  • Legal Development 05 February 2014 05 February 2014

The Court of Appeal found that a victim of crime was not allowed to proceed with her claim in negligence for damages for personal injuries against police officers engaged in the apprehension of an offender. The test in Caparo Industries Plc v Dickman applied and, in the circumstances, the police did not owe her a duty of care.

Police - Robinson v Chief Constable of West Yorkshire (Court of Appeal)

The appellant, whilst walking down a public street, became caught up in the arrest of a drug dealer and was knocked to the ground and injured.
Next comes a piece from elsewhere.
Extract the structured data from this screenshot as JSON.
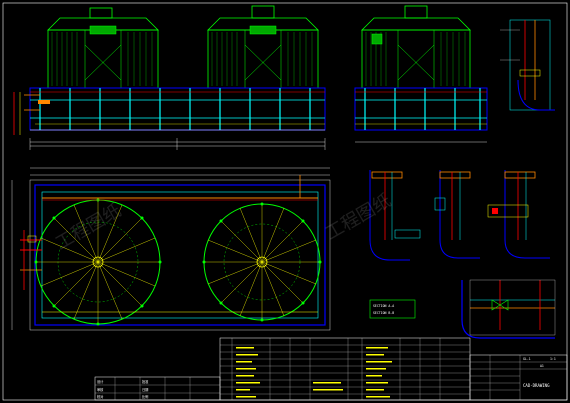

Police officers had sought to detain a suspect in the street but the suspect put up such resistance that the group moved up the street and involved the claimant. Robinson brought a claim against the police, arguing that they owed her a duty of care in negligence.

The Court of Appeal dismissed the claimant’s arguments. Hallet LJ clarified that although the test for negligence given in Caparo v Dickman [1990] 2 A.C. 605 applies to all cases, there are cases where it will not be fair, just and reasonable to impose a duty where the interests of the public at large may outweigh the interests of the individual allegedly wronged.

It was reiterated, following the case of Hill v Chief Constable of West Yorkshire [1989] A.C. 53 that there was a need to prevent defensive policing and to protect the public. It would fundamentally undermine that objective to hold the police liable for direct but not indirect acts and would encourage the police to avoid positive action for the fear of being sued. The principle did not impose “blanket immunity” but instead allowed for exceptional cases in which the police did owe a duty of care. This principle does not however require a finding of outrageous negligence.

COMMENT: This case further enforced the view that in regards to holding the police liable for harm caused to by-standers, although there is no “blanket immunity” offered to the police, it would not be in the public interest to hold them accountable for direct or indirect harm incurred as a result of them carrying out their duties to protect the public as a whole, unless in exceptional circumstances.


Stay up to date with Clyde & Co

Sign up to receive email updates straight to your inbox!